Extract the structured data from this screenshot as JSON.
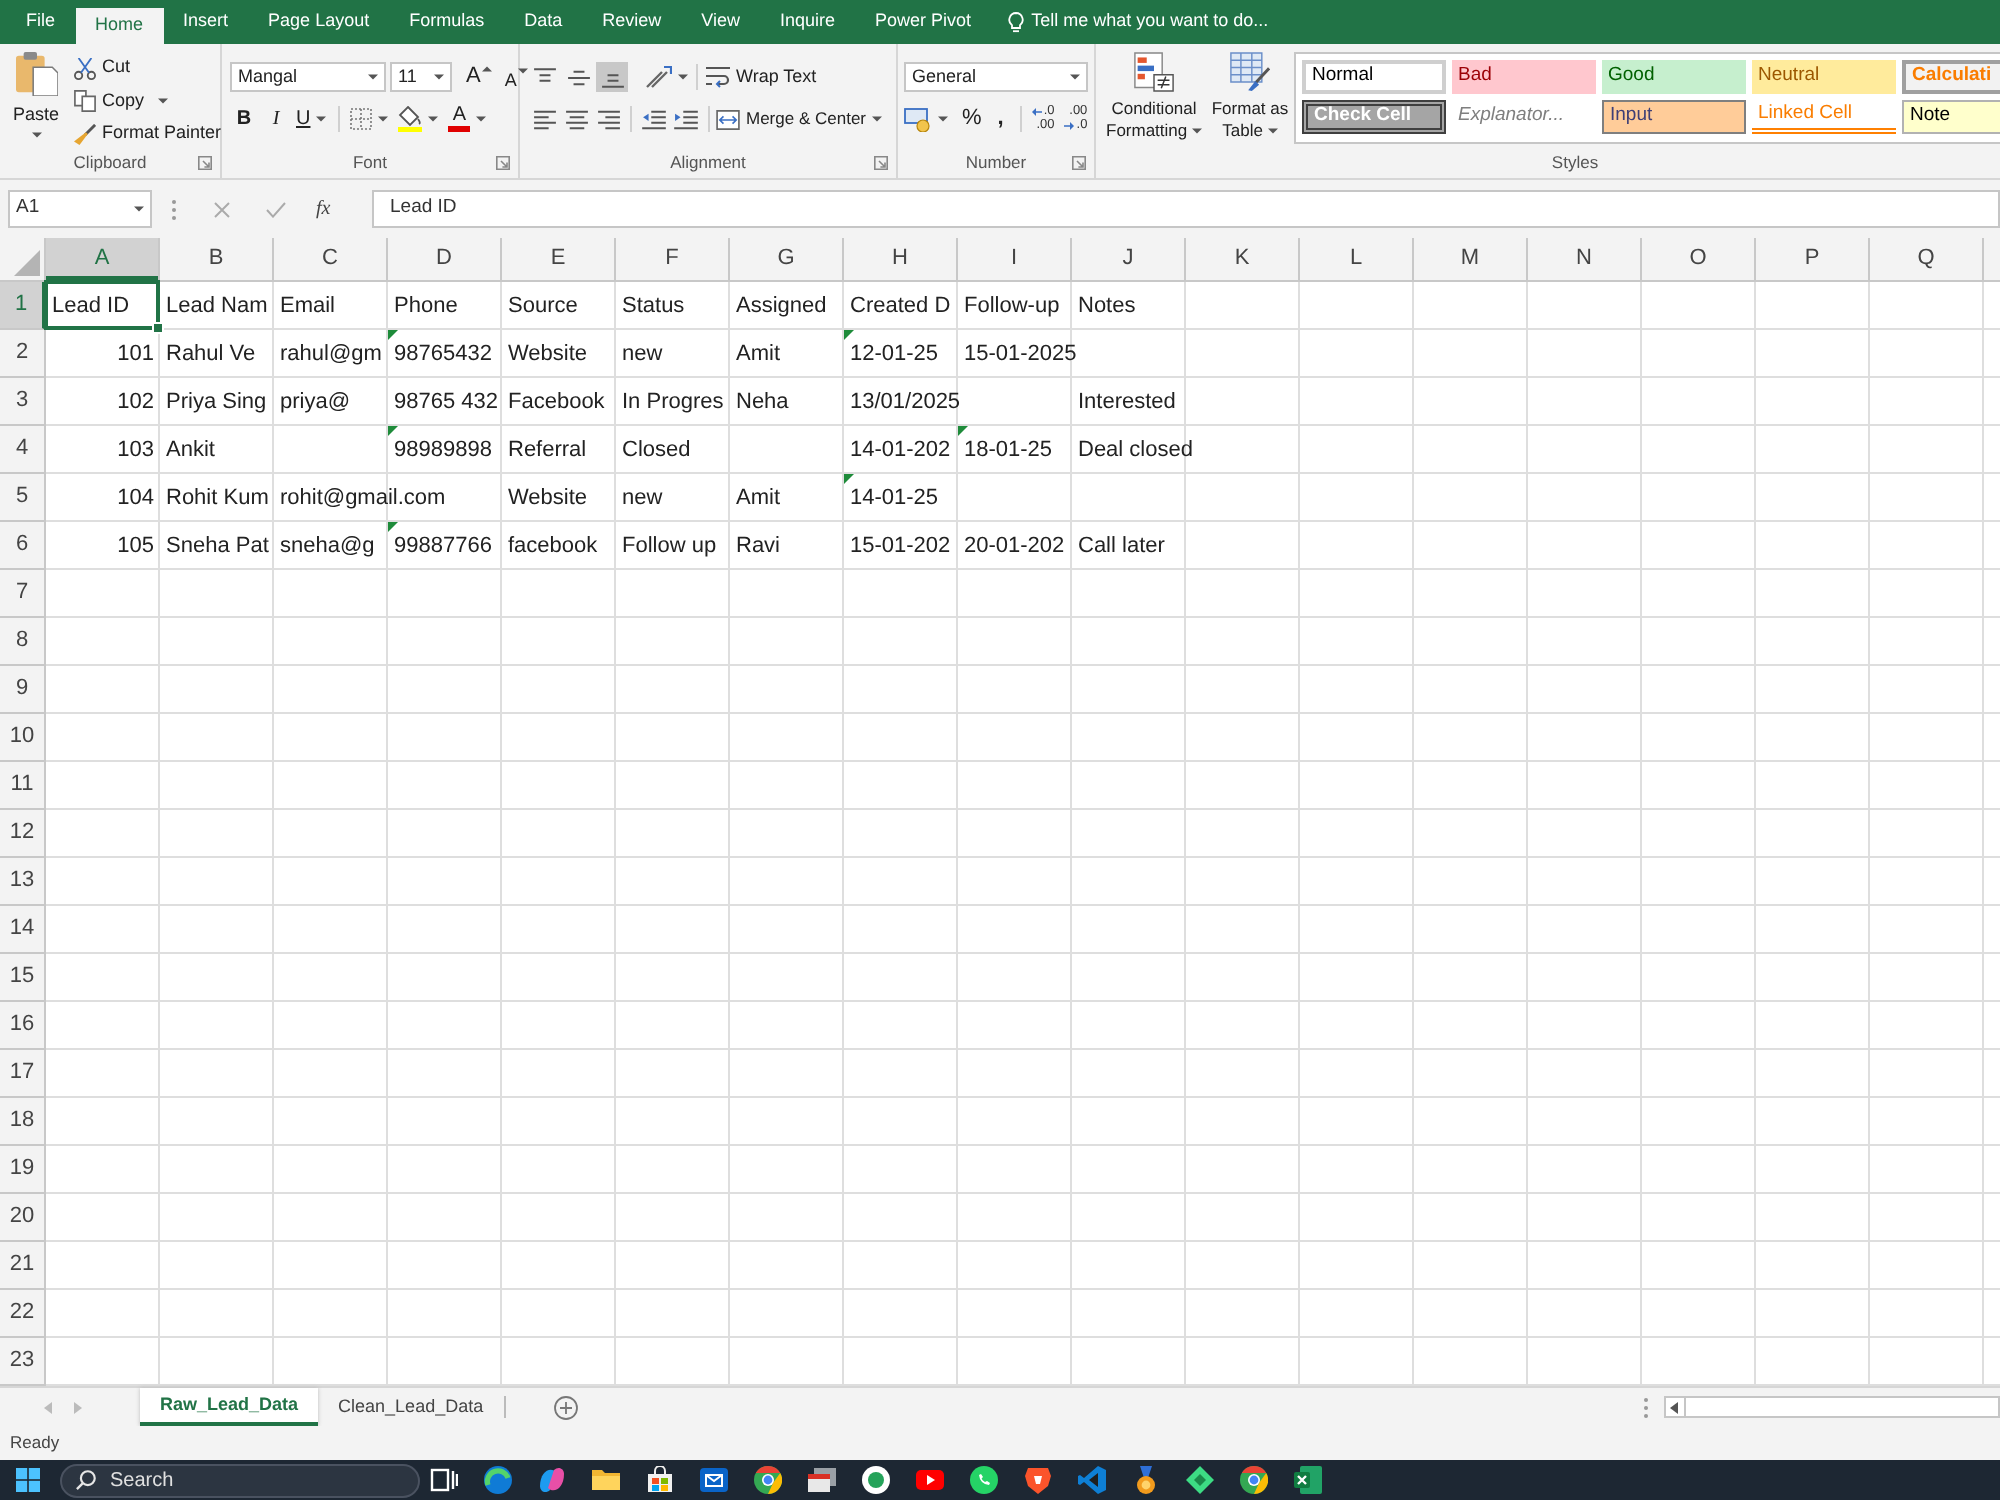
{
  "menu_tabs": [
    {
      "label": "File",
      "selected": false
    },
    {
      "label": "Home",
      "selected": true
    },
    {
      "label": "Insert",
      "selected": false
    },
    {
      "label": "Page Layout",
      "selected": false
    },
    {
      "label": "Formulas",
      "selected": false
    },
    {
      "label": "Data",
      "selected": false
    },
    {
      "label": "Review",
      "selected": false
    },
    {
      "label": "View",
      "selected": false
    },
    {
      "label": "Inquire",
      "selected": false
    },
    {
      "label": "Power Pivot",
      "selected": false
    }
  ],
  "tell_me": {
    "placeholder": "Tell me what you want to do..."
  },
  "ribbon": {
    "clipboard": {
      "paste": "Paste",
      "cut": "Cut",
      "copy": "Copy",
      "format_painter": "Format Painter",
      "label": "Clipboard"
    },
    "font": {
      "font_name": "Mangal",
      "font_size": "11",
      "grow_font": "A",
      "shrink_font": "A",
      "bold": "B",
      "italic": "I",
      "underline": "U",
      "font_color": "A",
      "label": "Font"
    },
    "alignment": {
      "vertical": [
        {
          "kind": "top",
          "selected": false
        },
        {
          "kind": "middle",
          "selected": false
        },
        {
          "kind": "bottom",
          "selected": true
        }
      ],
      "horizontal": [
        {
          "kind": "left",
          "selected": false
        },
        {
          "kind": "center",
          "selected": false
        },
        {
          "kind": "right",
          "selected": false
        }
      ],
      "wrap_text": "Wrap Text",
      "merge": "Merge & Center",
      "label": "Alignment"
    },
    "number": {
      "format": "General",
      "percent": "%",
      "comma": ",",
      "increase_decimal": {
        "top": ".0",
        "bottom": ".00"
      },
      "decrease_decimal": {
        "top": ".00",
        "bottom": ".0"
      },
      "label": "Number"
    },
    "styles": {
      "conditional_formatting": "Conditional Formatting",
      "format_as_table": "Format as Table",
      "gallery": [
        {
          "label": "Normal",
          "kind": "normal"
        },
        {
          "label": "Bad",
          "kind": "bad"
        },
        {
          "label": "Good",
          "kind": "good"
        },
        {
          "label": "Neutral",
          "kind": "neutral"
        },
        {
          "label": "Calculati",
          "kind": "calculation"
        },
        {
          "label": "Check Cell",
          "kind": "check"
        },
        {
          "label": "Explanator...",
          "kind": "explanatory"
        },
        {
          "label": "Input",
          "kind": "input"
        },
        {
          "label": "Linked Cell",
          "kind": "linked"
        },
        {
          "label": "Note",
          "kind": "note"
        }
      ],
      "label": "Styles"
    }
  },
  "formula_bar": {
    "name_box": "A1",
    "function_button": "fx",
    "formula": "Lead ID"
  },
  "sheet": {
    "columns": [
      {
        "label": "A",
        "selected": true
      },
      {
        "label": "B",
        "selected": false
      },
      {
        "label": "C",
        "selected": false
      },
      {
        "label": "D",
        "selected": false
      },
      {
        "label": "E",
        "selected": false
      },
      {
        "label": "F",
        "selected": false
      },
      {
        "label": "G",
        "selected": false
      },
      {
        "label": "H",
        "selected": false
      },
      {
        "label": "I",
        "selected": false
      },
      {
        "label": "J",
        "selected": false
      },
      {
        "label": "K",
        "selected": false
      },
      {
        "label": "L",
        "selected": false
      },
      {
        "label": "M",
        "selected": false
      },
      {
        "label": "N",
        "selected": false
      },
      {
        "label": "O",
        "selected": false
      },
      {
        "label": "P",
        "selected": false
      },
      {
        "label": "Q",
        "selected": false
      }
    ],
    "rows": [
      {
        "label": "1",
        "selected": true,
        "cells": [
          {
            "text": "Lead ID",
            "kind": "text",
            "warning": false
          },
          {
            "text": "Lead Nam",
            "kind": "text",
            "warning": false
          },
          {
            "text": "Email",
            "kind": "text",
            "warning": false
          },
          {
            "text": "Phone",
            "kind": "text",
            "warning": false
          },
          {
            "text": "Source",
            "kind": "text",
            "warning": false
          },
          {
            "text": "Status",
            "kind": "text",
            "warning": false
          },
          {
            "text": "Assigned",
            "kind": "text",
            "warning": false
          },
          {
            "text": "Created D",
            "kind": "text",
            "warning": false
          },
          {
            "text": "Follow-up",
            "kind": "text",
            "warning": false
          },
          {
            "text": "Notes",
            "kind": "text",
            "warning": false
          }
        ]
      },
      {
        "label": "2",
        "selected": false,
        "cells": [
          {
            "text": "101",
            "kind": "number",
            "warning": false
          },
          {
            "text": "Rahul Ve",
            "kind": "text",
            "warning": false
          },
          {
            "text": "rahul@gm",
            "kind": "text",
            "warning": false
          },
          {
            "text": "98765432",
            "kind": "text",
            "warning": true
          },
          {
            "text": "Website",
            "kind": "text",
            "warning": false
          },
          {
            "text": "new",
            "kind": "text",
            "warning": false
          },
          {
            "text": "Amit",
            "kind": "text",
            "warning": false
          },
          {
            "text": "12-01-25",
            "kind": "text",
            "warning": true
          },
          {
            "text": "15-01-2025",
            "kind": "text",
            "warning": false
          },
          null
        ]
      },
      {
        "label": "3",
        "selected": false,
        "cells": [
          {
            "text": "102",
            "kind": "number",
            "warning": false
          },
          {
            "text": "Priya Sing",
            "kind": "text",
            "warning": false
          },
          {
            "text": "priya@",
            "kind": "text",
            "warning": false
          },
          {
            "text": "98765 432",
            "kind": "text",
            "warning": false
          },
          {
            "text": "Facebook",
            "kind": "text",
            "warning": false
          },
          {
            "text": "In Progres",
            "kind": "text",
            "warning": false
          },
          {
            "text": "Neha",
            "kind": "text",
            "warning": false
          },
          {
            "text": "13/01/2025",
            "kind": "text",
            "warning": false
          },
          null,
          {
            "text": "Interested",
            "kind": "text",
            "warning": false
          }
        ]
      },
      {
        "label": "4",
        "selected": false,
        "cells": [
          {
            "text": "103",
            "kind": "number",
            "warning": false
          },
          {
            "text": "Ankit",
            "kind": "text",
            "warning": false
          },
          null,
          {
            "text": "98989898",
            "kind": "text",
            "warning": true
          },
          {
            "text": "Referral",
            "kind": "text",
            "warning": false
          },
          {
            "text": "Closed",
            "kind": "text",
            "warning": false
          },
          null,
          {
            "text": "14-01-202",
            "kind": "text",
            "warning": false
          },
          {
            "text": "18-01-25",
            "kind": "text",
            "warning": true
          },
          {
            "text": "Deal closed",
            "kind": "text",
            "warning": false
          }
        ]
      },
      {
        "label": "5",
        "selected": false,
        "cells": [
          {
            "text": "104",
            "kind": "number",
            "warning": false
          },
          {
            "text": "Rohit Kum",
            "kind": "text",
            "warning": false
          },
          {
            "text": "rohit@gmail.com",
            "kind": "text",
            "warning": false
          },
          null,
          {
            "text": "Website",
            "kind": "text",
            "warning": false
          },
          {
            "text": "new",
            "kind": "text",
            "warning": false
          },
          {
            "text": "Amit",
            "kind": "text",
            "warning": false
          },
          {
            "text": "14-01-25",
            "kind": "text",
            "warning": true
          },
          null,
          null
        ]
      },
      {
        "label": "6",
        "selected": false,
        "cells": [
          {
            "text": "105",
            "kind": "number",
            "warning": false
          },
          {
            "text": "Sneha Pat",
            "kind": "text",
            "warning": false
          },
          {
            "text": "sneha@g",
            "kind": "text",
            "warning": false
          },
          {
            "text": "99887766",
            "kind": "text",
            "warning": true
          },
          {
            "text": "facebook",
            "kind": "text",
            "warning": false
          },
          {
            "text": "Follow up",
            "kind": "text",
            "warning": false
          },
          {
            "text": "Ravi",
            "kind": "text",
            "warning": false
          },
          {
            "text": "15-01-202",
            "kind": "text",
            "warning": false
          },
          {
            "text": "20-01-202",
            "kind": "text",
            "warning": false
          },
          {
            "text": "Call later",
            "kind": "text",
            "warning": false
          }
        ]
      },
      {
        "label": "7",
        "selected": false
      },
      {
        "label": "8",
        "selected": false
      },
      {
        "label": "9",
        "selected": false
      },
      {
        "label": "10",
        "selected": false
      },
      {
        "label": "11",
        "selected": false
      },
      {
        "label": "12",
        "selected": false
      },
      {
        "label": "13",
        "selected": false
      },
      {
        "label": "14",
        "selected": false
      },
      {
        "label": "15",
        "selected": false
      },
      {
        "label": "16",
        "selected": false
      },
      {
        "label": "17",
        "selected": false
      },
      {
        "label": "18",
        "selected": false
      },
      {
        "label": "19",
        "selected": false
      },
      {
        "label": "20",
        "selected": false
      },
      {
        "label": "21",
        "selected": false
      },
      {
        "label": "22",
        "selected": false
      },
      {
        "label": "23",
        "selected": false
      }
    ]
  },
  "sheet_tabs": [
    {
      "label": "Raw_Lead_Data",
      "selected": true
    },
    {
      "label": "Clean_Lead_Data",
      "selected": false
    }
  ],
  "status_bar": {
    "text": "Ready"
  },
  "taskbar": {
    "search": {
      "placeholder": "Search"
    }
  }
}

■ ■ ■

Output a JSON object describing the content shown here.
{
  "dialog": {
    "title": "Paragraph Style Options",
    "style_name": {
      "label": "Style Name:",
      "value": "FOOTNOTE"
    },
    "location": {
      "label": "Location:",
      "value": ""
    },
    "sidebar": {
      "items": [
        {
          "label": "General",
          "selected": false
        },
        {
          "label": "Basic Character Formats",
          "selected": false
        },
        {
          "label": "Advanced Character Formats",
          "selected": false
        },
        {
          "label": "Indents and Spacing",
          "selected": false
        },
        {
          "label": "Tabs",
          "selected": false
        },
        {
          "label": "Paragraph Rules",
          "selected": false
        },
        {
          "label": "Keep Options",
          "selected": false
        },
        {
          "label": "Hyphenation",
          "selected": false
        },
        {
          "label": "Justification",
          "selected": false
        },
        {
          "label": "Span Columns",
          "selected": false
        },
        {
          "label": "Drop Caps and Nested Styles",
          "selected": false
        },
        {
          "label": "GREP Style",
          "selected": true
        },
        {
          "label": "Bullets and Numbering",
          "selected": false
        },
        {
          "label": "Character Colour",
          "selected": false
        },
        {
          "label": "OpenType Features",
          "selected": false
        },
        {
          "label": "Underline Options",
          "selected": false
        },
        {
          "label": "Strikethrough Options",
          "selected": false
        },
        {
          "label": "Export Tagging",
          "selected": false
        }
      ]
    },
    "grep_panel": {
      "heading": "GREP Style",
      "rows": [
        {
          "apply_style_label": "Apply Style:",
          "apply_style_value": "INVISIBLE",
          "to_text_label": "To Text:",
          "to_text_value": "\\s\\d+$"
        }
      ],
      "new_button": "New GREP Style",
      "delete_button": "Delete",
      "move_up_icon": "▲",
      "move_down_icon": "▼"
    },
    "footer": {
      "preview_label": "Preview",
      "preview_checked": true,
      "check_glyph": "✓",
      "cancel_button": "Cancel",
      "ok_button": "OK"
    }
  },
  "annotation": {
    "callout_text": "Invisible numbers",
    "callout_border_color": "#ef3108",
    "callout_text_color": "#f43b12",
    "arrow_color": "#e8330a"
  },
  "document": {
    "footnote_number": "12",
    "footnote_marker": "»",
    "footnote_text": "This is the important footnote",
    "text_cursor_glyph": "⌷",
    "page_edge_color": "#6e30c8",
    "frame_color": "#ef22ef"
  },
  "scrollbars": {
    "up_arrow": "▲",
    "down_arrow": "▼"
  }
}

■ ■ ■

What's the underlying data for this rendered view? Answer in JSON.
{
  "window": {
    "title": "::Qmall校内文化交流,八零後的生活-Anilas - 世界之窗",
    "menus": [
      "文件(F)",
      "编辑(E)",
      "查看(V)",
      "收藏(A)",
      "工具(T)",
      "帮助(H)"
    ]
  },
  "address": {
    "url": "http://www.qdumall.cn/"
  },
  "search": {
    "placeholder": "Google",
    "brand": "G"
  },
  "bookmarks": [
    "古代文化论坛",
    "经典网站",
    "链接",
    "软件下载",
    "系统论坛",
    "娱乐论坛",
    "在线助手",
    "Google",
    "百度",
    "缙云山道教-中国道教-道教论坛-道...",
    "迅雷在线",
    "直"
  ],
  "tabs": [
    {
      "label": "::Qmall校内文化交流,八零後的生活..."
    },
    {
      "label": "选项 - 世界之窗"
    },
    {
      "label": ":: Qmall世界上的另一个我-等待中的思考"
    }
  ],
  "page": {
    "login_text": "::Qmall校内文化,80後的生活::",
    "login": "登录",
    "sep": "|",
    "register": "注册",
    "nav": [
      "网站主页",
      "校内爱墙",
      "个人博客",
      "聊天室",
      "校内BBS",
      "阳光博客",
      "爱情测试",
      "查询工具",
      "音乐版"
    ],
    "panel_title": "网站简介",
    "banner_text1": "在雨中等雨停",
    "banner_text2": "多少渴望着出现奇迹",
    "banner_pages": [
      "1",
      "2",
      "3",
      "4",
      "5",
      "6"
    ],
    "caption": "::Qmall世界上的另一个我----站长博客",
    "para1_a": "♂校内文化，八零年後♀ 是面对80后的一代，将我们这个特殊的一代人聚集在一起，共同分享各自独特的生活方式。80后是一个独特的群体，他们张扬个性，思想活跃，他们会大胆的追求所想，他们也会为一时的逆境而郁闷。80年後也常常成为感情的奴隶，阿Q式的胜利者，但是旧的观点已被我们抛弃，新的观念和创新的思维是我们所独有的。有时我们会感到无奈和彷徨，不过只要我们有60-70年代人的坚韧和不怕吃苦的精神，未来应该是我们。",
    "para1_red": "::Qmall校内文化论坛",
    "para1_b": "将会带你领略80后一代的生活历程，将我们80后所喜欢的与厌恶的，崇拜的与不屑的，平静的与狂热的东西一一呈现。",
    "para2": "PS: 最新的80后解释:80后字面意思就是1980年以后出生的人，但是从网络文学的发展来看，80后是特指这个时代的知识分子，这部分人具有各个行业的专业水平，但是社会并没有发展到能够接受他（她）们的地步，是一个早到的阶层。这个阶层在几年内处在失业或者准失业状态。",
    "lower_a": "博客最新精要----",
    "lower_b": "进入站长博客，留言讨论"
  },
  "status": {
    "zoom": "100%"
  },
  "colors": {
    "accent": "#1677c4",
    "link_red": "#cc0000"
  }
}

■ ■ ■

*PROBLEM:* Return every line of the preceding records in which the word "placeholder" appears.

*ANSWER SPACE:*
    "placeholder": "Tell me what you want to do..."
      "placeholder": "Search"
    "placeholder": "Google",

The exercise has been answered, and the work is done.